The mix of gravel and paving hampered the children's' ability to push their scooters and toy cars around without getting stuck, so it all had to go.
The picket fence had been erected for safety reasons. It runs along the top of a retaining wall that drops down to the main lawn, which in turn drops further down to a less formal lawn leading to the river beyond.
I planted box hedging along the line of picket fence, with the idea that, when the children are older and the hedge has grown, the fence can be removed completely.
Box in topiary form is repeated in the four rectangular planting beds. These have been positioned as accent plants which "anchor" the beds at the intersection of pathways; one leading from the lawn to the seating area and the other leading from the path running parallel to the house to the steps down to the main lawn beyond.
The paving design has been carefully planned to help break up the various areas and also to provide a more flowing route around the upper terrace.
The circular inlay of beautiful Dutch clay paviors within the main body of the seating area perfectly frames the circular wooden dining table. These paviors are repeated in other areas of the terrace, while the main pathway down to the steps comprises solely of brick paviors. A limestone path from the lawn to the seating area is also edged with the same paviors, thereby tying all the hard landscaping elements together.

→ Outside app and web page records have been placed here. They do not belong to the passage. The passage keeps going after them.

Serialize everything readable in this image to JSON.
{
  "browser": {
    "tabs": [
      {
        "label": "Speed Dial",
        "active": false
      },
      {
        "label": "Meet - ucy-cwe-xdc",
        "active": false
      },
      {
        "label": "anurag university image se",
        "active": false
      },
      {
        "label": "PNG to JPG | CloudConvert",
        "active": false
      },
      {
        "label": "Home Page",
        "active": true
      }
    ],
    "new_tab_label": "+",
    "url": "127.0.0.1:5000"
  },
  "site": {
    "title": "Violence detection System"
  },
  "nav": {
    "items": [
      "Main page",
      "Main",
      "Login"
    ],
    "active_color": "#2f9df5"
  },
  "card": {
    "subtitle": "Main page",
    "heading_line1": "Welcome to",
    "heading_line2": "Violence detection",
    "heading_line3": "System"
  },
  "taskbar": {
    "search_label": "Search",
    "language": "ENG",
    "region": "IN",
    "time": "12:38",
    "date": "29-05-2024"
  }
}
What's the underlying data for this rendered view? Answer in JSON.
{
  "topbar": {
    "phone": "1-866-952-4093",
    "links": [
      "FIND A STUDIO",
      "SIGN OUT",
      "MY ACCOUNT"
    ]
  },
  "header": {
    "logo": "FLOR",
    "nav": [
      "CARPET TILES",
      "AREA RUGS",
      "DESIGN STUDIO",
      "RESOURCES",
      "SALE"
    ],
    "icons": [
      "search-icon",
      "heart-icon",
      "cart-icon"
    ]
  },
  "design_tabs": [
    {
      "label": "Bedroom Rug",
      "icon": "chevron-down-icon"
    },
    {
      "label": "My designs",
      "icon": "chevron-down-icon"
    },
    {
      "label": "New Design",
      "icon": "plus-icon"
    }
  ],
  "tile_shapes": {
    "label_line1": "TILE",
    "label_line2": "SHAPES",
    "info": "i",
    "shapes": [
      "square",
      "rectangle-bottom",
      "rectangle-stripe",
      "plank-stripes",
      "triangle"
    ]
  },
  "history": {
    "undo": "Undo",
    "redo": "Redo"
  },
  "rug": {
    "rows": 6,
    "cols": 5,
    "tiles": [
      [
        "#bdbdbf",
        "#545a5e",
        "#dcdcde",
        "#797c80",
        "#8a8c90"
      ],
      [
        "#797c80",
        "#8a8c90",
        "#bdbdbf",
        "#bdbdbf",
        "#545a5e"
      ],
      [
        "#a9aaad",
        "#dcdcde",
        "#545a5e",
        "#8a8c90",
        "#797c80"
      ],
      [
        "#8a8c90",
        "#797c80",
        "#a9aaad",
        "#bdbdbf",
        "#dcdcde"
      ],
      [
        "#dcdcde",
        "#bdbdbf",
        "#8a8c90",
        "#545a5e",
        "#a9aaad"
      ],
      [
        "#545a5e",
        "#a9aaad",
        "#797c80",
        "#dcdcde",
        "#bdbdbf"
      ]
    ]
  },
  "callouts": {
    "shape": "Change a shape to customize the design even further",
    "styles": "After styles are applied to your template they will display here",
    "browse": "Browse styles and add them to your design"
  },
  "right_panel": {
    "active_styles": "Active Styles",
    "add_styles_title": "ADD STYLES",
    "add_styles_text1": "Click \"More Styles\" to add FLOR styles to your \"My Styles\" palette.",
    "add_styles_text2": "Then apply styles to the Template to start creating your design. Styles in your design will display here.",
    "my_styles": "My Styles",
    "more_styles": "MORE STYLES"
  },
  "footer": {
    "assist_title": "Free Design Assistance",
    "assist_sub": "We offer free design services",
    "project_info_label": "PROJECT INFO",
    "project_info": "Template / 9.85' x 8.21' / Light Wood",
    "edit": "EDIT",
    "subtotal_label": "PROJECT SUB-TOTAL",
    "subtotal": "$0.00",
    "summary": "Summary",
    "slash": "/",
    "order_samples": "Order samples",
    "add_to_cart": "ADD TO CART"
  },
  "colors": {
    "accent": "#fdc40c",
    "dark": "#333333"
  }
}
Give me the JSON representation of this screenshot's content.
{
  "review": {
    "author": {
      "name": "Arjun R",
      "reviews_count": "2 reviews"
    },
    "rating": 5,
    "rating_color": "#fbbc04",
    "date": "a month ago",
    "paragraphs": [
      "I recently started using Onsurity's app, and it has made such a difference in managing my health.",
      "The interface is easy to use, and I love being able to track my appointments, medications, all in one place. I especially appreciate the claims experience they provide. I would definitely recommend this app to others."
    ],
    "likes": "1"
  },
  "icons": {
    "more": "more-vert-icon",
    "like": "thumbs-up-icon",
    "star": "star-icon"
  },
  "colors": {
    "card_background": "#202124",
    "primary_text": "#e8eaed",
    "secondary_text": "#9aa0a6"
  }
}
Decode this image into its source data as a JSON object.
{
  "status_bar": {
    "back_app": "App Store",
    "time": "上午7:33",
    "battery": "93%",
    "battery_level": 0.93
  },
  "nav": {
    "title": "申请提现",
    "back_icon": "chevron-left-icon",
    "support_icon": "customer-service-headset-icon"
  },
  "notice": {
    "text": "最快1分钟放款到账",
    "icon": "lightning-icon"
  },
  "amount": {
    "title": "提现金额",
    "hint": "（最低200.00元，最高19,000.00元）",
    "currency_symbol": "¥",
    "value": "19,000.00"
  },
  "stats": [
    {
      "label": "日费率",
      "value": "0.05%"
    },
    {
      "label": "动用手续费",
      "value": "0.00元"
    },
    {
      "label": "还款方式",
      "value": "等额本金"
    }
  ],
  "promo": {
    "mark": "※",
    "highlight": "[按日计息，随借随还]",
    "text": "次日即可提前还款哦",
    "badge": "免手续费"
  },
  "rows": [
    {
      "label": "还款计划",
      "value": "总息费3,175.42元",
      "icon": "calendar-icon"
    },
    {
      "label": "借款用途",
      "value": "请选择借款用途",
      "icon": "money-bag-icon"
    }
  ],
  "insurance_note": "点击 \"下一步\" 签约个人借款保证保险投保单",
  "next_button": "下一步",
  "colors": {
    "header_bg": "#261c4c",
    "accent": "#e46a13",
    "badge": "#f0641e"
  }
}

Finally, in areas of this garden which catch the sun I incorporated plants that one would associate with traditional English country gardens, including lavender hidcote, gaura lindheimeri, salvias, alchemilla mollis, stachys byzantina and clipped box.
Complete survey and design can be viewed on my Facebook page facebook.com/katherine ropergardendesign or simply click through via my website www.katherineroper.co.uk.